Work required - Take the entries below and write them out exactly, with each picture removed.

Data listing -
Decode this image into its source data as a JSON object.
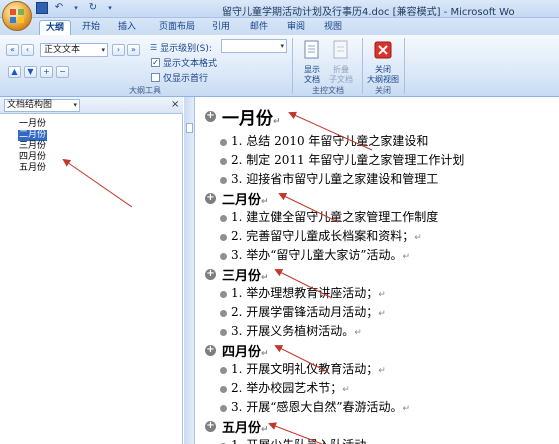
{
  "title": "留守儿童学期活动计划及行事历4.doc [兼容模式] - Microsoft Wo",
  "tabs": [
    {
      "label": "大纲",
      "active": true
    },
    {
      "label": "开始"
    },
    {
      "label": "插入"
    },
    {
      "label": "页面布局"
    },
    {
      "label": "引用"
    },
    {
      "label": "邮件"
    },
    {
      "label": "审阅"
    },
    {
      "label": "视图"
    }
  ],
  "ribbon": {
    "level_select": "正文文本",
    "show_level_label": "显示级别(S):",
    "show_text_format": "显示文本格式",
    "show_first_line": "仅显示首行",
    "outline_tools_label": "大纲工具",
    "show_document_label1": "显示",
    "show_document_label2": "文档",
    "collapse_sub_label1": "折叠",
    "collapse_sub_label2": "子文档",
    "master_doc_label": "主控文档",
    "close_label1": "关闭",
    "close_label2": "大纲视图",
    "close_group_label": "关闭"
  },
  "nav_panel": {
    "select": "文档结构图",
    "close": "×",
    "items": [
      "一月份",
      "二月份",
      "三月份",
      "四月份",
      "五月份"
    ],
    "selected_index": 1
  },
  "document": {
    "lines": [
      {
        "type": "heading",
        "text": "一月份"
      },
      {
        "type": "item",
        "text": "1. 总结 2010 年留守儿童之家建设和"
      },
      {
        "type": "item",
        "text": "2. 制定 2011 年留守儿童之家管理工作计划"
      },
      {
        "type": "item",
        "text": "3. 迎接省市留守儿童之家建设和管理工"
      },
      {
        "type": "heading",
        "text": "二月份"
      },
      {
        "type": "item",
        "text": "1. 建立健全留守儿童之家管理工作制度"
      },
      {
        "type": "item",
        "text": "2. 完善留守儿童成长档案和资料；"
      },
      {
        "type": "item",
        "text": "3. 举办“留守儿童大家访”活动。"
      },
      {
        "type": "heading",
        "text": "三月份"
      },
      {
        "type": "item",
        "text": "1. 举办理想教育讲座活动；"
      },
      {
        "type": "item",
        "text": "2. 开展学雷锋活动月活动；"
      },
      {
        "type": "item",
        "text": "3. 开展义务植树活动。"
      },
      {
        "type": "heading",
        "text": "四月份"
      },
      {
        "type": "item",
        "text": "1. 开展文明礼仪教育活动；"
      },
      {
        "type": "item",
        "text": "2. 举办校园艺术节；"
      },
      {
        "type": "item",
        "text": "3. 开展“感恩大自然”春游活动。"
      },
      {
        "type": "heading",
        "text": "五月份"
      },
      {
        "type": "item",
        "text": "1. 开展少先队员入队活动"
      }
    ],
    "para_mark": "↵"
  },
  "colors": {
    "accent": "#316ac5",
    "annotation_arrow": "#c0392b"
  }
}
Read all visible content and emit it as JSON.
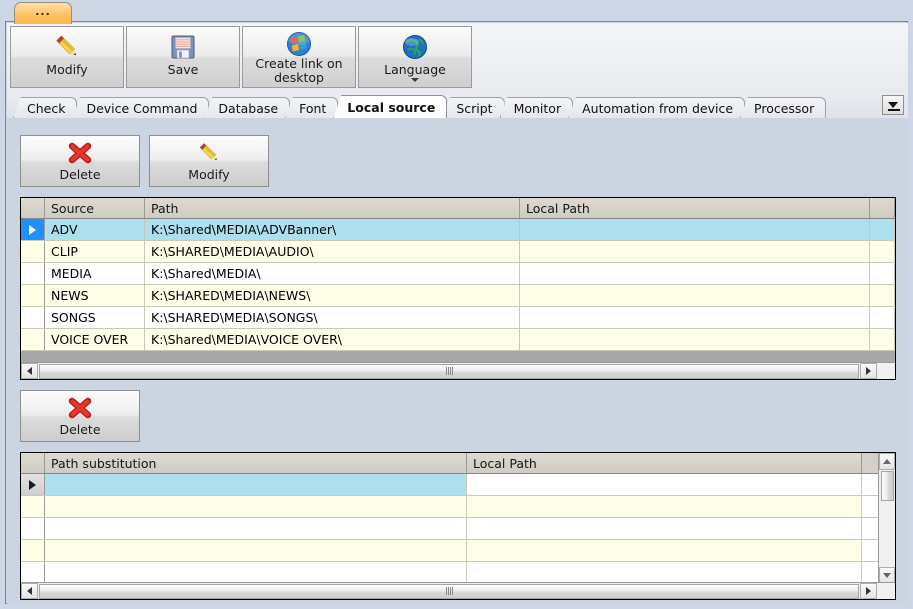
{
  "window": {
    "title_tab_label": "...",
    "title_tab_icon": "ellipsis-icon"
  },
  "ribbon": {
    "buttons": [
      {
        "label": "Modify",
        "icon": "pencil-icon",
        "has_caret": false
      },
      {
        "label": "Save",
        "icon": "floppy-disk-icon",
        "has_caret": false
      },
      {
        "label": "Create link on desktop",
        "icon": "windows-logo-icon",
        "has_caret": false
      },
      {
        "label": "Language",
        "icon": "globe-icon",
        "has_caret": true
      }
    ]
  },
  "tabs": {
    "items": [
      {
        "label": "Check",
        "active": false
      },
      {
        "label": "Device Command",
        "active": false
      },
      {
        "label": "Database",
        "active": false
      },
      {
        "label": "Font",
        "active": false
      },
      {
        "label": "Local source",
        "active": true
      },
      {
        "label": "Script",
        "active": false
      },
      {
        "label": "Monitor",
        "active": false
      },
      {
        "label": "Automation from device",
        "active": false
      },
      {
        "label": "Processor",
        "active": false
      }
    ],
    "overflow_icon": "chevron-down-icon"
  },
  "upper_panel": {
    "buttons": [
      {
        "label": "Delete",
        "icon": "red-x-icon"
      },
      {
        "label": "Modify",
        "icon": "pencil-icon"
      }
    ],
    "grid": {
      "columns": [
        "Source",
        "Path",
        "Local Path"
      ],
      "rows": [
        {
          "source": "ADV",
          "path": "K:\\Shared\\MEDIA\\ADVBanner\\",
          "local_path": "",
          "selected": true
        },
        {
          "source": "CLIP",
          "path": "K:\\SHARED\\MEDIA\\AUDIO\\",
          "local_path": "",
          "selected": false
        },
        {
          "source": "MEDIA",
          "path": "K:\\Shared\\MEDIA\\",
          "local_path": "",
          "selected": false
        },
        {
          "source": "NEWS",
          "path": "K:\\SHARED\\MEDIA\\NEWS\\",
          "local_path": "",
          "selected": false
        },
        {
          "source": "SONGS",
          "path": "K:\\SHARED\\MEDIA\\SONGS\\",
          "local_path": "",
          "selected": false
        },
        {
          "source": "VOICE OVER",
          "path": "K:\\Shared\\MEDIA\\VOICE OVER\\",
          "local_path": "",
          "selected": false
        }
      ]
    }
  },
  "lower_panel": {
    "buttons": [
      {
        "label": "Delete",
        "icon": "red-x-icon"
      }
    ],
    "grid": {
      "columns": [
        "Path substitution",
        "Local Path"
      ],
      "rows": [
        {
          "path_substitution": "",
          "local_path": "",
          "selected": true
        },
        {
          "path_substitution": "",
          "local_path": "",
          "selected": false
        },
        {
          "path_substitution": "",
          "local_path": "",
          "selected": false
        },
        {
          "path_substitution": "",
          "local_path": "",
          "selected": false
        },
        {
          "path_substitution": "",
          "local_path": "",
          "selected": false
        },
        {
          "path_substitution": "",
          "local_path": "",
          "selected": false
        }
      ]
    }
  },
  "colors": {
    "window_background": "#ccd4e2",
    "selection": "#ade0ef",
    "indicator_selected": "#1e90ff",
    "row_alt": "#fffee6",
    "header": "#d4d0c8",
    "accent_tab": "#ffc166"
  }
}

Answer to this task -
Decode this image into its source data as a JSON object.
{
  "title": "留守儿童学期活动计划及行事历4.doc [兼容模式] - Microsoft Wo",
  "tabs": [
    {
      "label": "大纲",
      "active": true
    },
    {
      "label": "开始"
    },
    {
      "label": "插入"
    },
    {
      "label": "页面布局"
    },
    {
      "label": "引用"
    },
    {
      "label": "邮件"
    },
    {
      "label": "审阅"
    },
    {
      "label": "视图"
    }
  ],
  "ribbon": {
    "level_select": "正文文本",
    "show_level_label": "显示级别(S):",
    "show_text_format": "显示文本格式",
    "show_first_line": "仅显示首行",
    "outline_tools_label": "大纲工具",
    "show_document_label1": "显示",
    "show_document_label2": "文档",
    "collapse_sub_label1": "折叠",
    "collapse_sub_label2": "子文档",
    "master_doc_label": "主控文档",
    "close_label1": "关闭",
    "close_label2": "大纲视图",
    "close_group_label": "关闭"
  },
  "nav_panel": {
    "select": "文档结构图",
    "close": "×",
    "items": [
      "一月份",
      "二月份",
      "三月份",
      "四月份",
      "五月份"
    ],
    "selected_index": 1
  },
  "document": {
    "lines": [
      {
        "type": "heading",
        "text": "一月份"
      },
      {
        "type": "item",
        "text": "1. 总结 2010 年留守儿童之家建设和"
      },
      {
        "type": "item",
        "text": "2. 制定 2011 年留守儿童之家管理工作计划"
      },
      {
        "type": "item",
        "text": "3. 迎接省市留守儿童之家建设和管理工"
      },
      {
        "type": "heading",
        "text": "二月份"
      },
      {
        "type": "item",
        "text": "1. 建立健全留守儿童之家管理工作制度"
      },
      {
        "type": "item",
        "text": "2. 完善留守儿童成长档案和资料；"
      },
      {
        "type": "item",
        "text": "3. 举办“留守儿童大家访”活动。"
      },
      {
        "type": "heading",
        "text": "三月份"
      },
      {
        "type": "item",
        "text": "1. 举办理想教育讲座活动；"
      },
      {
        "type": "item",
        "text": "2. 开展学雷锋活动月活动；"
      },
      {
        "type": "item",
        "text": "3. 开展义务植树活动。"
      },
      {
        "type": "heading",
        "text": "四月份"
      },
      {
        "type": "item",
        "text": "1. 开展文明礼仪教育活动；"
      },
      {
        "type": "item",
        "text": "2. 举办校园艺术节；"
      },
      {
        "type": "item",
        "text": "3. 开展“感恩大自然”春游活动。"
      },
      {
        "type": "heading",
        "text": "五月份"
      },
      {
        "type": "item",
        "text": "1. 开展少先队员入队活动"
      }
    ],
    "para_mark": "↵"
  },
  "colors": {
    "accent": "#316ac5",
    "annotation_arrow": "#c0392b"
  }
}
Read all visible content and emit it as JSON.
{
  "window": {
    "title_tab_label": "...",
    "title_tab_icon": "ellipsis-icon"
  },
  "ribbon": {
    "buttons": [
      {
        "label": "Modify",
        "icon": "pencil-icon",
        "has_caret": false
      },
      {
        "label": "Save",
        "icon": "floppy-disk-icon",
        "has_caret": false
      },
      {
        "label": "Create link on desktop",
        "icon": "windows-logo-icon",
        "has_caret": false
      },
      {
        "label": "Language",
        "icon": "globe-icon",
        "has_caret": true
      }
    ]
  },
  "tabs": {
    "items": [
      {
        "label": "Check",
        "active": false
      },
      {
        "label": "Device Command",
        "active": false
      },
      {
        "label": "Database",
        "active": false
      },
      {
        "label": "Font",
        "active": false
      },
      {
        "label": "Local source",
        "active": true
      },
      {
        "label": "Script",
        "active": false
      },
      {
        "label": "Monitor",
        "active": false
      },
      {
        "label": "Automation from device",
        "active": false
      },
      {
        "label": "Processor",
        "active": false
      }
    ],
    "overflow_icon": "chevron-down-icon"
  },
  "upper_panel": {
    "buttons": [
      {
        "label": "Delete",
        "icon": "red-x-icon"
      },
      {
        "label": "Modify",
        "icon": "pencil-icon"
      }
    ],
    "grid": {
      "columns": [
        "Source",
        "Path",
        "Local Path"
      ],
      "rows": [
        {
          "source": "ADV",
          "path": "K:\\Shared\\MEDIA\\ADVBanner\\",
          "local_path": "",
          "selected": true
        },
        {
          "source": "CLIP",
          "path": "K:\\SHARED\\MEDIA\\AUDIO\\",
          "local_path": "",
          "selected": false
        },
        {
          "source": "MEDIA",
          "path": "K:\\Shared\\MEDIA\\",
          "local_path": "",
          "selected": false
        },
        {
          "source": "NEWS",
          "path": "K:\\SHARED\\MEDIA\\NEWS\\",
          "local_path": "",
          "selected": false
        },
        {
          "source": "SONGS",
          "path": "K:\\SHARED\\MEDIA\\SONGS\\",
          "local_path": "",
          "selected": false
        },
        {
          "source": "VOICE OVER",
          "path": "K:\\Shared\\MEDIA\\VOICE OVER\\",
          "local_path": "",
          "selected": false
        }
      ]
    }
  },
  "lower_panel": {
    "buttons": [
      {
        "label": "Delete",
        "icon": "red-x-icon"
      }
    ],
    "grid": {
      "columns": [
        "Path substitution",
        "Local Path"
      ],
      "rows": [
        {
          "path_substitution": "",
          "local_path": "",
          "selected": true
        },
        {
          "path_substitution": "",
          "local_path": "",
          "selected": false
        },
        {
          "path_substitution": "",
          "local_path": "",
          "selected": false
        },
        {
          "path_substitution": "",
          "local_path": "",
          "selected": false
        },
        {
          "path_substitution": "",
          "local_path": "",
          "selected": false
        },
        {
          "path_substitution": "",
          "local_path": "",
          "selected": false
        }
      ]
    }
  },
  "colors": {
    "window_background": "#ccd4e2",
    "selection": "#ade0ef",
    "indicator_selected": "#1e90ff",
    "row_alt": "#fffee6",
    "header": "#d4d0c8",
    "accent_tab": "#ffc166"
  }
}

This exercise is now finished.